WASHINGTON -- Two Congressional panels yesterday rejected President Bush's request to renew without added restrictions his administration's broad eavesdropping authority, and instead adopted a measure that gives federal judges greater oversight authority over foreign electronic surveillance conducted by the National Security Agency.
The bill approved by the House Judiciary and Intelligence committees was along straight party lines, just as they split to defeat the administration's proposal.
The legislation, sponsored by Reps. John Conyers Jr. of Michigan and Silvestre Reyes of Texas, the chairmen of the Judiciary and Intelligence committees, respectively, conspicuously did not contain two provisions demanded by the White House. One would have provided retroactive legal immunity to telecommunications companies that had helped the NSA to conduct eavesdropping without warrants. A second would have made the surveillance program permanent. Instead, the legislation expires in two years.
As the administration has sought, the legislation provides authority for the government to obtain "basket" or "umbrella" warrants for bundles of overseas communications. But White House and Justice Department officials nonetheless criticized the legislation because of the greater authority it gives to a special foreign intelligence surveillance court.
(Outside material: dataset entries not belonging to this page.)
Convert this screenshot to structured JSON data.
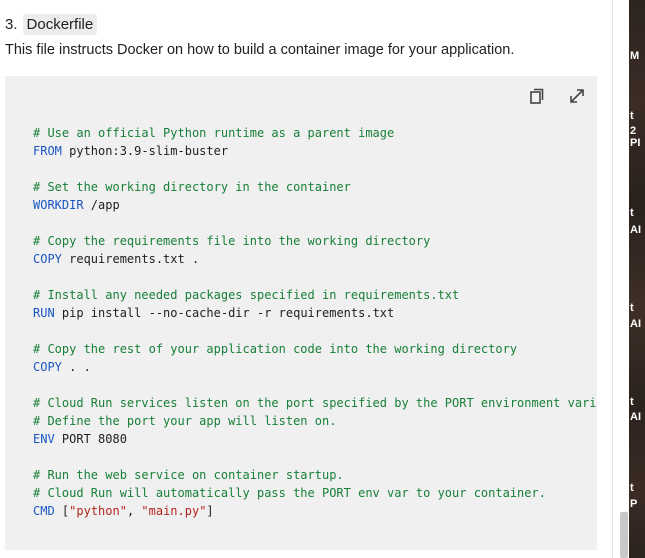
{
  "section": {
    "number": "3.",
    "title": "Dockerfile",
    "description": "This file instructs Docker on how to build a container image for your application."
  },
  "toolbar": {
    "copy_icon": "copy-icon",
    "expand_icon": "expand-icon"
  },
  "code_lines": [
    [
      {
        "t": "cm",
        "v": "# Use an official Python runtime as a parent image"
      }
    ],
    [
      {
        "t": "kw",
        "v": "FROM"
      },
      {
        "t": "tx",
        "v": " python:3.9-slim-buster"
      }
    ],
    [],
    [
      {
        "t": "cm",
        "v": "# Set the working directory in the container"
      }
    ],
    [
      {
        "t": "kw",
        "v": "WORKDIR"
      },
      {
        "t": "tx",
        "v": " /app"
      }
    ],
    [],
    [
      {
        "t": "cm",
        "v": "# Copy the requirements file into the working directory"
      }
    ],
    [
      {
        "t": "kw",
        "v": "COPY"
      },
      {
        "t": "tx",
        "v": " requirements.txt ."
      }
    ],
    [],
    [
      {
        "t": "cm",
        "v": "# Install any needed packages specified in requirements.txt"
      }
    ],
    [
      {
        "t": "kw",
        "v": "RUN"
      },
      {
        "t": "tx",
        "v": " pip install --no-cache-dir -r requirements.txt"
      }
    ],
    [],
    [
      {
        "t": "cm",
        "v": "# Copy the rest of your application code into the working directory"
      }
    ],
    [
      {
        "t": "kw",
        "v": "COPY"
      },
      {
        "t": "tx",
        "v": " . ."
      }
    ],
    [],
    [
      {
        "t": "cm",
        "v": "# Cloud Run services listen on the port specified by the PORT environment vari"
      }
    ],
    [
      {
        "t": "cm",
        "v": "# Define the port your app will listen on."
      }
    ],
    [
      {
        "t": "kw",
        "v": "ENV"
      },
      {
        "t": "tx",
        "v": " PORT 8080"
      }
    ],
    [],
    [
      {
        "t": "cm",
        "v": "# Run the web service on container startup."
      }
    ],
    [
      {
        "t": "cm",
        "v": "# Cloud Run will automatically pass the PORT env var to your container."
      }
    ],
    [
      {
        "t": "kw",
        "v": "CMD"
      },
      {
        "t": "tx",
        "v": " ["
      },
      {
        "t": "st",
        "v": "\"python\""
      },
      {
        "t": "tx",
        "v": ", "
      },
      {
        "t": "st",
        "v": "\"main.py\""
      },
      {
        "t": "tx",
        "v": "]"
      }
    ]
  ],
  "right_panel": {
    "fragments": [
      "M",
      "t",
      "2 PI",
      "t",
      "AI",
      "t",
      "AI",
      "t",
      "AI",
      "t",
      "P"
    ]
  },
  "colors": {
    "comment": "#188038",
    "keyword": "#1a57c4",
    "string": "#b3261e",
    "code_background": "#f0f0f0"
  }
}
Shortly before the first votes were cast in Congress yesterday morning, President Bush appeared on the South Lawn of the White House to attack the House legislation, saying that it "would take us backward." He asked instead for an extension of a law adopted last August, the Protect America Act, which expires in February. That measure significantly reduced the role of the foreign intelligence court and broadened the security agency's ability to listen to foreign-based communications without court warrants.
"Terrorists in faraway lands are plotting and planning new ways to kill Americans," Bush said. "The security of our country and the safety of our citizens depend on learning about their plans."
The legislation heads to the floor of the House, where it is expected to be approved. The Senate has not considered a companion bill, although administration officials, as well as some civil liberties and intelligence experts, say the White House might have more allies in that chamber.